Haha, I did. I went a few years right out of high school to study Egyptology. I just wasn’t prepared to be alone in a foreign country, so I changed my major and transferred to the U.S. after just one semester. I’m seriously thinking about going back for a masters degree in Egyptology, though. I think I can get a fellowship or some type of scholarship. That won’t happen until next fall though, because I’m getting married this fall. My wonderful fiance is actually okay with me being gone for months at a time so long as we can find a way to afford it. I feel so lucky to have a man like him!
That should say, “I went a few years *ago* right out of high school.” Whoops.
What happened to the remains of royal family entombed in the mausoleum? Are there any records of what was found or stolen from the place?
I am unaware of any evidence of what happened to the remains of those entombed there. I hope Algeria, Tunisia and Morocco do a lot more with archeology.
It seems odd to me, given all of the debates over Cleopatra VII’s ethnicity and features, that no effort has been made to find her only daughter’s remains, especially knowing the exact location where she was supposedly interred. Does it have something to do with the Algerian government?
Interesting question. I’d love to know the answer to that myself.
I’m not familiar enough with the archeological situation in modern Algeria to comment on that, alas!
Hi, Stephanie, and happy holidays 🙂
Apologies to responding to an old post, but I only recently devoured the first two books and am burning through the third, and so only recently found your blog…
When I went to Cherchell while in Algeria this summer, the same question occurred to me. Unfortunately, the museum in Cherchell was closed for renovations until after Ramadan — but I did get to visit the remains of the Baths so I asked our very nice guide. His response was that it had been pillaged in antiquity. This answer was echoed by the book I bought at the smaller museum in Tipasa: “l’absence totale due tout appareil funéraire”, wiped clean of everything, even inscriptions. The book does go on to speculate on the possibility of a secret funerary chamber, but the one that is known had 3 niches, probably for cremated remains.
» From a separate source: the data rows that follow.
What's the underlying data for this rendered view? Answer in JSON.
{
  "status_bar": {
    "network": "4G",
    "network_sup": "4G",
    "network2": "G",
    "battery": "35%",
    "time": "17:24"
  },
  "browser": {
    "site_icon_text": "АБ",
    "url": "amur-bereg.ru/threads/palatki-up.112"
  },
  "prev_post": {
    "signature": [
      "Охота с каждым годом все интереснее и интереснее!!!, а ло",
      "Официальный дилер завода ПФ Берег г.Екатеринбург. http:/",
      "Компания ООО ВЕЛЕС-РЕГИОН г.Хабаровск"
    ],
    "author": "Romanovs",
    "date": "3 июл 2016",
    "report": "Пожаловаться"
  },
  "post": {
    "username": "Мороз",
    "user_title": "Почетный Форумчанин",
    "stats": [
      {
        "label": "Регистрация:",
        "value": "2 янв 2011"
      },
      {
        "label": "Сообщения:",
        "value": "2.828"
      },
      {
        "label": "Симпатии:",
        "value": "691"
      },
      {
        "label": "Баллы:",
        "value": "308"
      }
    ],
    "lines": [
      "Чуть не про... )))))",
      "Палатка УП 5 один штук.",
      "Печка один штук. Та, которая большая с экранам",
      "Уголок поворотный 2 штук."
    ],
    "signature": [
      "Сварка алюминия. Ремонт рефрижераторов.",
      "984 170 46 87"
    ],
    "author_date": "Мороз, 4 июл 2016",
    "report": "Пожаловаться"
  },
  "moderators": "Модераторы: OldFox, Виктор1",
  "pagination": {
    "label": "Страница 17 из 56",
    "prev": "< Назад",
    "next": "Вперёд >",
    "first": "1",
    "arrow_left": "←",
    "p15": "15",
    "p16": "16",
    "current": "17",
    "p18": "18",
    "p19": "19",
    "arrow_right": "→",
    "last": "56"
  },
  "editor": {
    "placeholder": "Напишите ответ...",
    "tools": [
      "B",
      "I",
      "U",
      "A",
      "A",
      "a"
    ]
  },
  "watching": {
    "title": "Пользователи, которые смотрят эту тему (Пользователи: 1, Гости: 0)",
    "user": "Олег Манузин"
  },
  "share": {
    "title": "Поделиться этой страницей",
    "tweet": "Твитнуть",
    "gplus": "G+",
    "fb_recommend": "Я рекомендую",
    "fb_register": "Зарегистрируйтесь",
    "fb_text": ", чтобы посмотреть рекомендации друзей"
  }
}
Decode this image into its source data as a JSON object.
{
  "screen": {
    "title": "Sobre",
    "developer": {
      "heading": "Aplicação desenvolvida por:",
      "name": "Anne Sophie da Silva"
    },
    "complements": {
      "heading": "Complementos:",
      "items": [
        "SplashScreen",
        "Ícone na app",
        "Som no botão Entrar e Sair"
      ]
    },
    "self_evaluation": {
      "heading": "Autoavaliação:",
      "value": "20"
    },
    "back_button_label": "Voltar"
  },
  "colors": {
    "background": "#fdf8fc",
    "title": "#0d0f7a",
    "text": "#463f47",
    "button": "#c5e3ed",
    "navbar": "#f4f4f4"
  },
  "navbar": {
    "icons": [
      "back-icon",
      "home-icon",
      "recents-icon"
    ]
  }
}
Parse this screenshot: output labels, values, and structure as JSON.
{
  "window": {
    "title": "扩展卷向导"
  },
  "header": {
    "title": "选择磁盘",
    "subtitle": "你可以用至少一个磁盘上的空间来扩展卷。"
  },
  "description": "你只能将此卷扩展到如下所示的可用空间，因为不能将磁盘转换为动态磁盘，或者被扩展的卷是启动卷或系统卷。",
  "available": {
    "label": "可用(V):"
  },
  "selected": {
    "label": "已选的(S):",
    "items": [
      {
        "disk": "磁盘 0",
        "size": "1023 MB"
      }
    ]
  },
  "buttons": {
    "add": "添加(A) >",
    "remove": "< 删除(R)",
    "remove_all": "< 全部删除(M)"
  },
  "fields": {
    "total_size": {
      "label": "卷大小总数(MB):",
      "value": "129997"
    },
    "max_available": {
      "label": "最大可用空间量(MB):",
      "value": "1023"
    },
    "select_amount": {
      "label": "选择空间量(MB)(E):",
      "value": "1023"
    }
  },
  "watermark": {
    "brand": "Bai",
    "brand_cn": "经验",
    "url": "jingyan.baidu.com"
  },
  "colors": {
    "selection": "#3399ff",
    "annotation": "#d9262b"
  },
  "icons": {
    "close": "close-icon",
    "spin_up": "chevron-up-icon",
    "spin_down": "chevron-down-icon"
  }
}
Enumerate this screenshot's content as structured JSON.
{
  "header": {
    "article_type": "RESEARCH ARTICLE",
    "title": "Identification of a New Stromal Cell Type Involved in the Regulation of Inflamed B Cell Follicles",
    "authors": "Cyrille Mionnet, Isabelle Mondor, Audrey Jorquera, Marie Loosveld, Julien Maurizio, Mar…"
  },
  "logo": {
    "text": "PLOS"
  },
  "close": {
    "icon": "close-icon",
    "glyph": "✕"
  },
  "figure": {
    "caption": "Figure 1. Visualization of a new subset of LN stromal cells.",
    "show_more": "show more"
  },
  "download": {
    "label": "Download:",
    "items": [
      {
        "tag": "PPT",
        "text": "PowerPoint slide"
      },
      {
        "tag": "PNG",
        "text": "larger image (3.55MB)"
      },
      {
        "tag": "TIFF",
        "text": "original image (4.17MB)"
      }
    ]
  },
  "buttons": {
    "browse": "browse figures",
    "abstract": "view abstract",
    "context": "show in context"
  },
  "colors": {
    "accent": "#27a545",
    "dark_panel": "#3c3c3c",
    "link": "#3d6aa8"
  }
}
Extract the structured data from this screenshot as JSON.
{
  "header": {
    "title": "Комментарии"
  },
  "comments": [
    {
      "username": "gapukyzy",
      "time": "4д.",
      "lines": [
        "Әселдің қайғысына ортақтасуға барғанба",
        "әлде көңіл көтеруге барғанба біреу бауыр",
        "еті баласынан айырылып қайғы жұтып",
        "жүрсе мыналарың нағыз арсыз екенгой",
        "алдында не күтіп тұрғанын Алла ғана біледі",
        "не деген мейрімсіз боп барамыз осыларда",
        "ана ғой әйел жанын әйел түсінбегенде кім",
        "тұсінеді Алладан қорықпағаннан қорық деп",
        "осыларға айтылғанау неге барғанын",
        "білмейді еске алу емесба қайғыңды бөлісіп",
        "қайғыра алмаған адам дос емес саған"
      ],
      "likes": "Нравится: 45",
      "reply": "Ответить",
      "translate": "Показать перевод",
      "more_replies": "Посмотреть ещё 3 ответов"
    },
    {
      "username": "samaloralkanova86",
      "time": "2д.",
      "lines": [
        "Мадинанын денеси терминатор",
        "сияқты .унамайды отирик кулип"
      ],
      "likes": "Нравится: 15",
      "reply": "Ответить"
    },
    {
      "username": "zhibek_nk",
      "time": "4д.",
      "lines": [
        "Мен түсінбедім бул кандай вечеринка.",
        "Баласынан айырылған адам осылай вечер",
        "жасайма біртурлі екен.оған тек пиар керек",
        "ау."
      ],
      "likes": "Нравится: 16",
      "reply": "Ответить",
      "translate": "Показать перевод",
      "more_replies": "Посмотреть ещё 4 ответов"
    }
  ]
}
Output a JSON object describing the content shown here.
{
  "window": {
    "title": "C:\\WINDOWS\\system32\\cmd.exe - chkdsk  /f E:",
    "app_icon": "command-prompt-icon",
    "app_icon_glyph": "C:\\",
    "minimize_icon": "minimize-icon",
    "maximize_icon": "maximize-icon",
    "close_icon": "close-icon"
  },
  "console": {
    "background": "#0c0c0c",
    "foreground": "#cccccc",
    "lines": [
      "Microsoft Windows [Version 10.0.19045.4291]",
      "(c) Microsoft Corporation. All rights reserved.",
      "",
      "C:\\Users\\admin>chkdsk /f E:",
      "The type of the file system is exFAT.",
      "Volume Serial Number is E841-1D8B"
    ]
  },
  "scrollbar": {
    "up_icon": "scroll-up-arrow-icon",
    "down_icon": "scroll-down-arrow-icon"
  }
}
Given how ill-used the Royal Tomb has been through the ages, this isn’t surprising although disappointing. On the plus side, though, apparently a restoration and study program is officially going to happen.
I’m happy to hear from readers any time. How sad that it’s been destroyed but how marvelous that you had a chance to visit Cherchell! I hope there will be a thorough study of this tomb. Happy New Year!
Cherchell is a really charming town — so is the larger Tipasa (also endowed with marvelous ruins). The countryside of Tipasa Wilaya (Province) is so beautiful; i have no doubt Cleopatra Selene would have fallen in love with the place (and the people). Some of the ruins of Cherchell are in need of some TLC (though still lovely), but Tipasa’s are looking pretty good, and I would think that gives hope for the future of the Tomb and other ruins. My impression was that there are people there who are very committed to preserving this history. Maybe soon there’ll be more known about the sites…and those who lived there. Thanks for writing this story so well; I really feel you’ve evoked something true about these long-ago lives.
Thank you so very much!